▶ _About this exercise_
Filtering the records below, copy only those lines that include the word "title".

▶ _Supplied records_
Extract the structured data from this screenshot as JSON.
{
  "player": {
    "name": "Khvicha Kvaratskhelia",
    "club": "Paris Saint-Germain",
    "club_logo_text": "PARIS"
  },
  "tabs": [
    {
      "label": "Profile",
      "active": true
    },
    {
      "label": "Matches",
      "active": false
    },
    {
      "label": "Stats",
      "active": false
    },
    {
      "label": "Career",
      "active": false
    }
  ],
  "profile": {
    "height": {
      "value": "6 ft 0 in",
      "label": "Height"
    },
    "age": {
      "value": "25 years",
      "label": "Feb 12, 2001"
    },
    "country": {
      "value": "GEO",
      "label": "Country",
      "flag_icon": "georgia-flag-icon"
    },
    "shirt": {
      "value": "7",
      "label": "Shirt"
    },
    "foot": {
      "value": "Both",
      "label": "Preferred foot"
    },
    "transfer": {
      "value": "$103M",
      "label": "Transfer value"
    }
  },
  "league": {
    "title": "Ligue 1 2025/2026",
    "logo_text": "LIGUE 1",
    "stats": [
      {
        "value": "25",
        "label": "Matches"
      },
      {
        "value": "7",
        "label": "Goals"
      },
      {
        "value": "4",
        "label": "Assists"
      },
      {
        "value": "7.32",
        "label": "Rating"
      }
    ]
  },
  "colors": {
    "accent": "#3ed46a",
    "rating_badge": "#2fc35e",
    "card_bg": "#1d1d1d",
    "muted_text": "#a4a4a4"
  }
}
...
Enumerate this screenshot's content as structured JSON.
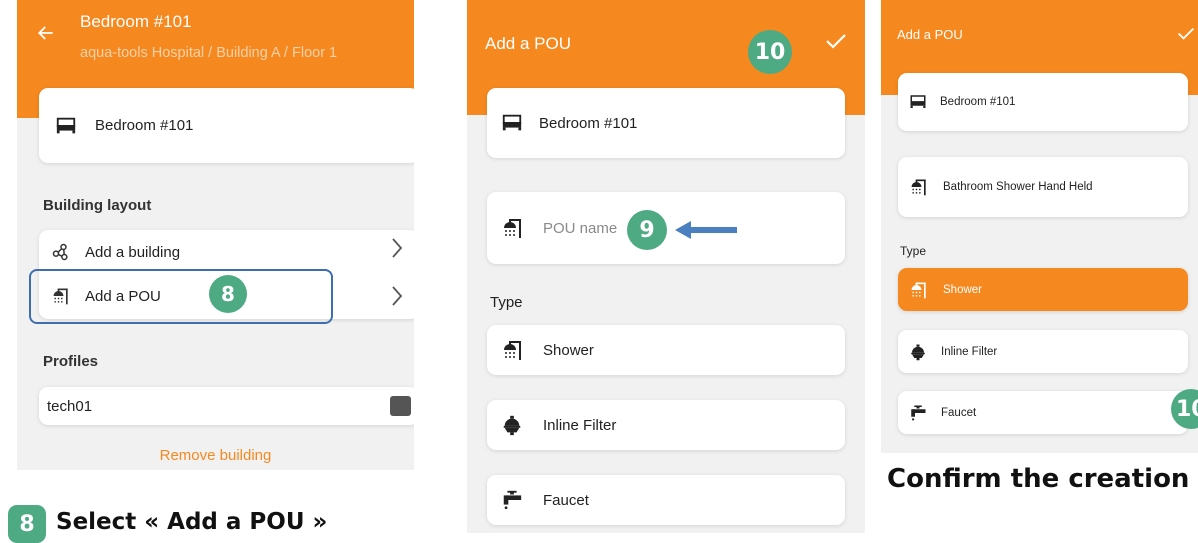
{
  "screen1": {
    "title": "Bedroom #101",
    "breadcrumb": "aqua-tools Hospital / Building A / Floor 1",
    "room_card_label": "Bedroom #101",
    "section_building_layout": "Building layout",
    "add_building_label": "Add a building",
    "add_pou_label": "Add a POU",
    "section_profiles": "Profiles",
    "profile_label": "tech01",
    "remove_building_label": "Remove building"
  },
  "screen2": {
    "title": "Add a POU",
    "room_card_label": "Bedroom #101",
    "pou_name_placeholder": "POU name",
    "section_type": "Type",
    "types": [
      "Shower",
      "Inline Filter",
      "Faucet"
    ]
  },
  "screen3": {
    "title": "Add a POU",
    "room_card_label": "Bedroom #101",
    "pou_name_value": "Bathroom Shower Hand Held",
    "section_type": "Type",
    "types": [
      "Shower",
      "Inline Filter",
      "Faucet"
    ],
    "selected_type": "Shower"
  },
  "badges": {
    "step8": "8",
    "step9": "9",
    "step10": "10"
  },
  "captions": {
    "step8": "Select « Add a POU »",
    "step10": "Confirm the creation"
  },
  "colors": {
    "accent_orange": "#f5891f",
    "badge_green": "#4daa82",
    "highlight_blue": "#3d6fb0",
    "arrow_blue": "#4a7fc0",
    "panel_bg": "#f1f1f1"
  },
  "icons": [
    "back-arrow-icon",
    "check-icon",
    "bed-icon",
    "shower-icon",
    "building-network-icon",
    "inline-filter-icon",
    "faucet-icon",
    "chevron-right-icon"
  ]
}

▶ _Exercise result_
    "title": "Ligue 1 2025/2026",
    "title": "Bedroom #101",
    "title": "Add a POU",
    "title": "Add a POU",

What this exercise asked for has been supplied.